On the other hand, my predicament makes big-game hunting trickier. I’ve been a deer hunter since I was 12, and one of the things I’ve always loved about that is the freezer full of venison after a successful hunt. So am I going to take this deer season off? Hell no. Sure, I hunt deer for the meat, but even more so, I do it for the experience. I’ll fill my freezer with ducks and geese, and I’ll spend my deer season enjoying the hunt itself.
Plus, I’ve got a big extended family of wild-game eaters, plus some friends from the city who would love a few venison roasts and steaks. And there are all kinds of great venison donation programs that turn deer into food for folks who need it. One of the reasons that researchers believe ticks and tick-borne diseases are spreading is because of growing populations of whitetails (which carry breeding ticks) around urban and suburban areas. If I kill a couple deer in high-population areas and donate the meat to folks who need it, that’s my small way of helping reset the natural balance of things. Maybe it will even earn me some good karma with the deer gods.
I still consider myself a meat hunter, but this fall I’ll just be passing the meat along to someone else.
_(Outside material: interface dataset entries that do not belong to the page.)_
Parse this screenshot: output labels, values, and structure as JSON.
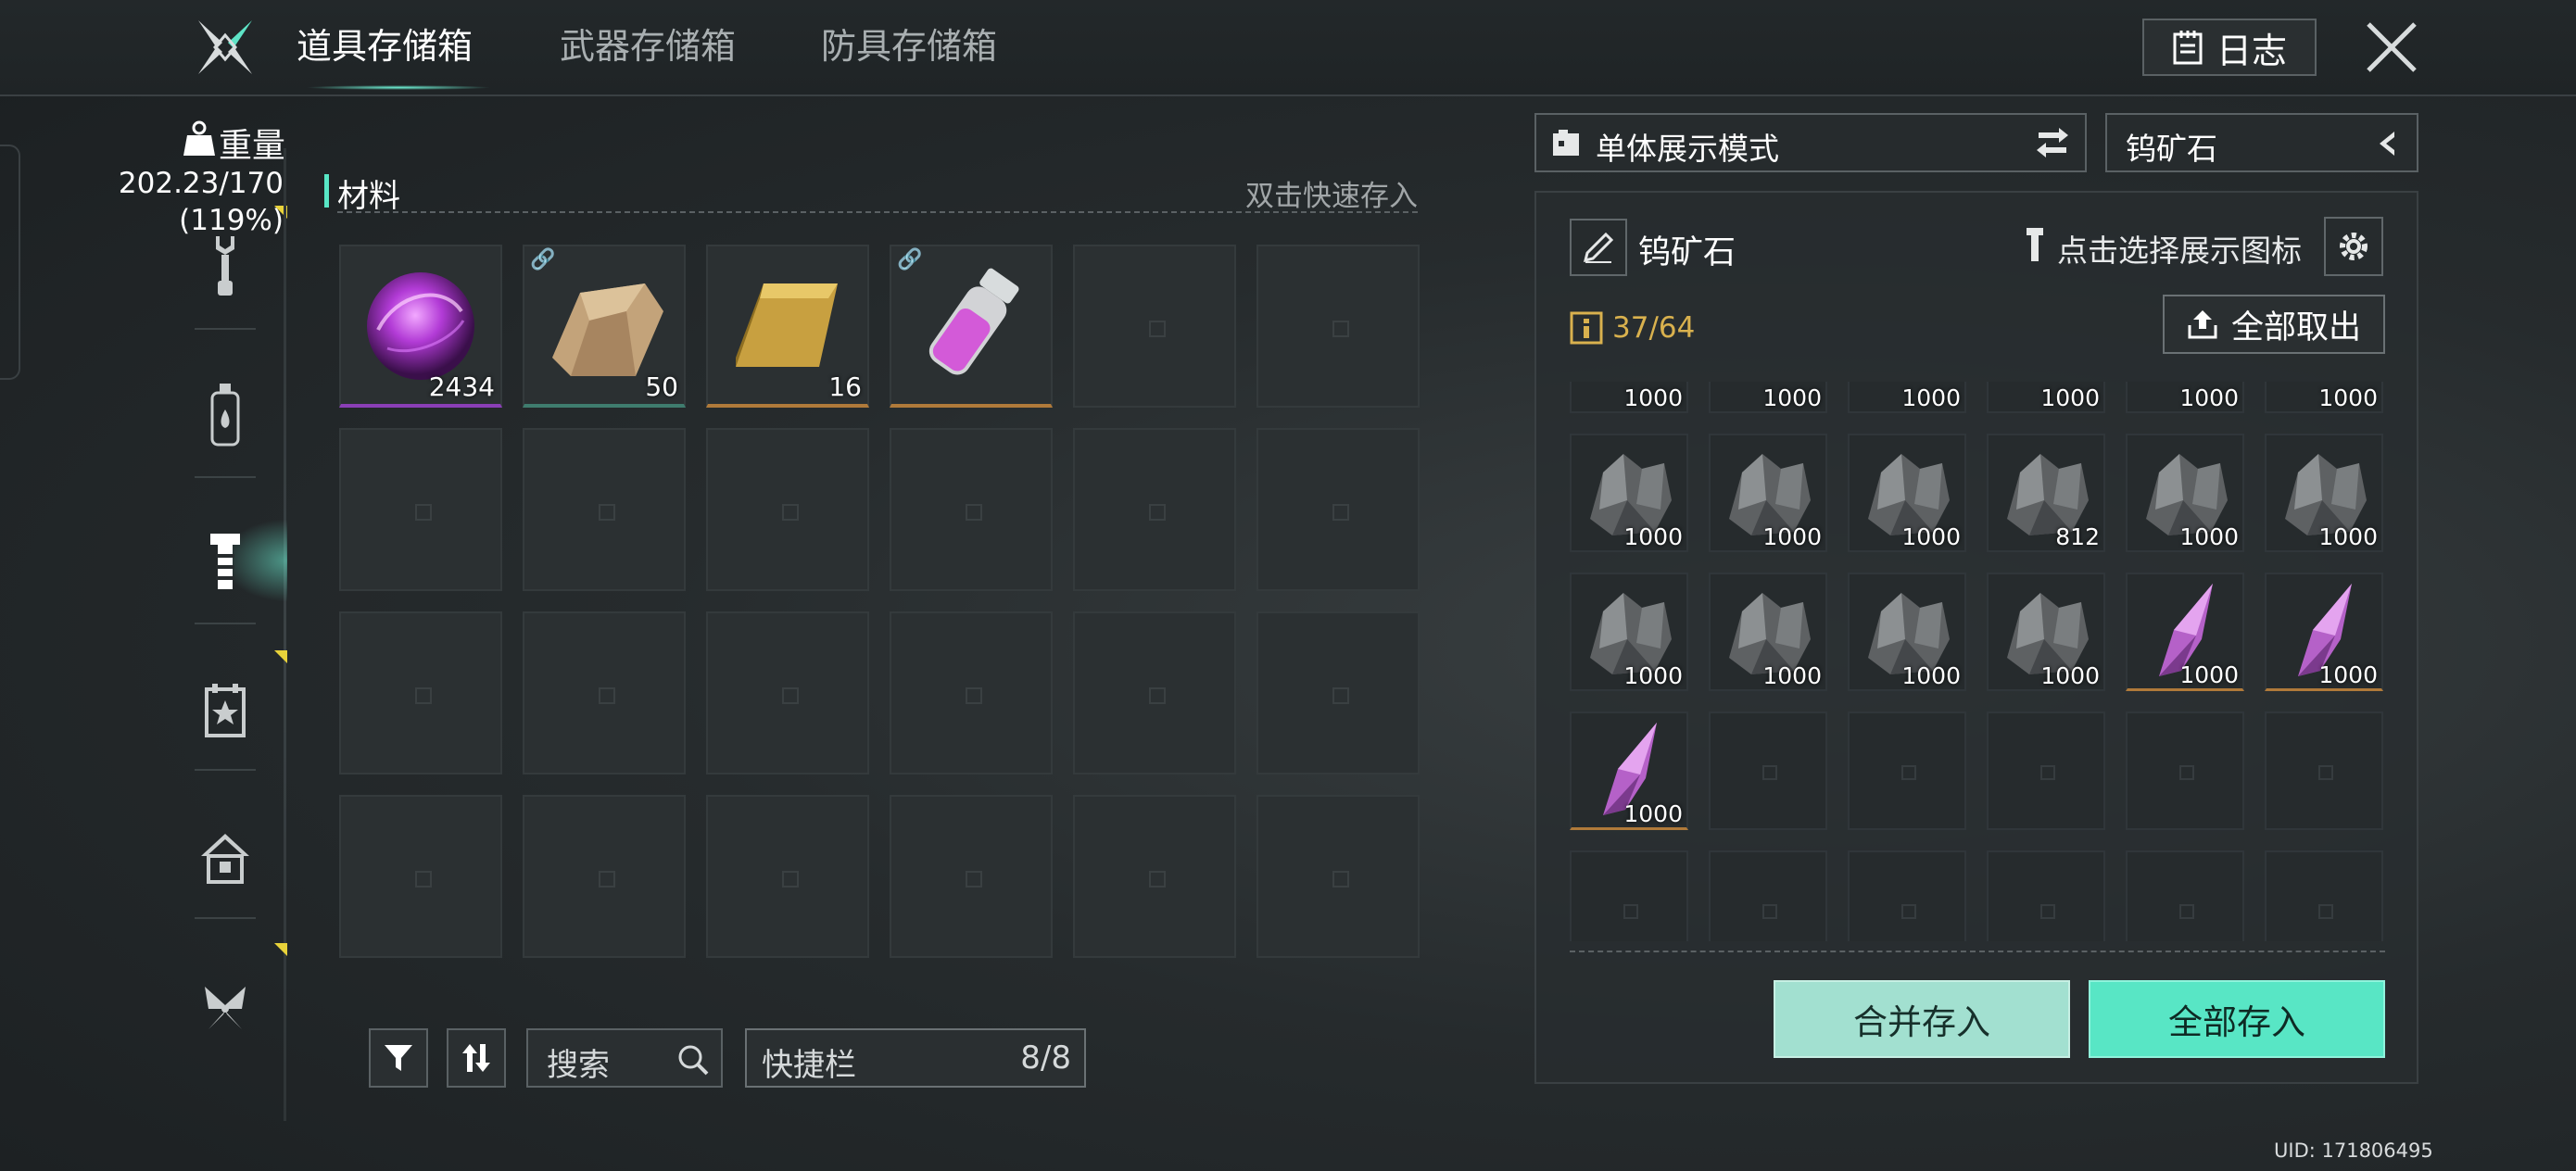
{
  "header": {
    "tabs": [
      {
        "label": "道具存储箱",
        "active": true
      },
      {
        "label": "武器存储箱",
        "active": false
      },
      {
        "label": "防具存储箱",
        "active": false
      }
    ],
    "log_label": "日志"
  },
  "sidebar": {
    "weight_label": "重量",
    "weight_value": "202.23/170",
    "weight_percent": "(119%)",
    "items": [
      {
        "icon": "wrench-icon"
      },
      {
        "icon": "bottle-icon"
      },
      {
        "icon": "bolt-icon",
        "active": true
      },
      {
        "icon": "event-card-icon"
      },
      {
        "icon": "house-icon"
      },
      {
        "icon": "butterfly-emblem-icon"
      }
    ]
  },
  "storage": {
    "section_title": "材料",
    "quick_store_hint": "双击快速存入",
    "items": [
      {
        "name": "purple-orb",
        "qty": "2434",
        "rarity": "purple",
        "linked": false
      },
      {
        "name": "cloth-bundle",
        "qty": "50",
        "rarity": "green",
        "linked": true
      },
      {
        "name": "gold-ingot",
        "qty": "16",
        "rarity": "gold",
        "linked": false
      },
      {
        "name": "purple-vial",
        "qty": "",
        "rarity": "gold",
        "linked": true
      }
    ]
  },
  "toolbar": {
    "search_placeholder": "搜索",
    "quickbar_label": "快捷栏",
    "quickbar_count": "8/8"
  },
  "detail": {
    "mode_label": "单体展示模式",
    "selected_filter": "钨矿石",
    "item_name": "钨矿石",
    "pick_icon_hint": "点击选择展示图标",
    "capacity": "37/64",
    "take_all_label": "全部取出",
    "partial_row_qty": [
      "1000",
      "1000",
      "1000",
      "1000",
      "1000",
      "1000"
    ],
    "slots": [
      {
        "type": "tungsten",
        "qty": "1000"
      },
      {
        "type": "tungsten",
        "qty": "1000"
      },
      {
        "type": "tungsten",
        "qty": "1000"
      },
      {
        "type": "tungsten",
        "qty": "812"
      },
      {
        "type": "tungsten",
        "qty": "1000"
      },
      {
        "type": "tungsten",
        "qty": "1000"
      },
      {
        "type": "tungsten",
        "qty": "1000"
      },
      {
        "type": "tungsten",
        "qty": "1000"
      },
      {
        "type": "tungsten",
        "qty": "1000"
      },
      {
        "type": "tungsten",
        "qty": "1000"
      },
      {
        "type": "crystal",
        "qty": "1000"
      },
      {
        "type": "crystal",
        "qty": "1000"
      },
      {
        "type": "crystal",
        "qty": "1000"
      }
    ],
    "merge_store_label": "合并存入",
    "store_all_label": "全部存入"
  },
  "footer": {
    "uid": "UID: 171806495"
  },
  "colors": {
    "accent": "#58e6c5",
    "gold_text": "#d9b14e",
    "rarity_purple": "#8a3fb6",
    "rarity_gold": "#b07a3a",
    "rarity_green": "#3f7c6e"
  }
}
And when I throw the next venison backstrap on the grill for my wife, I might even try four slices.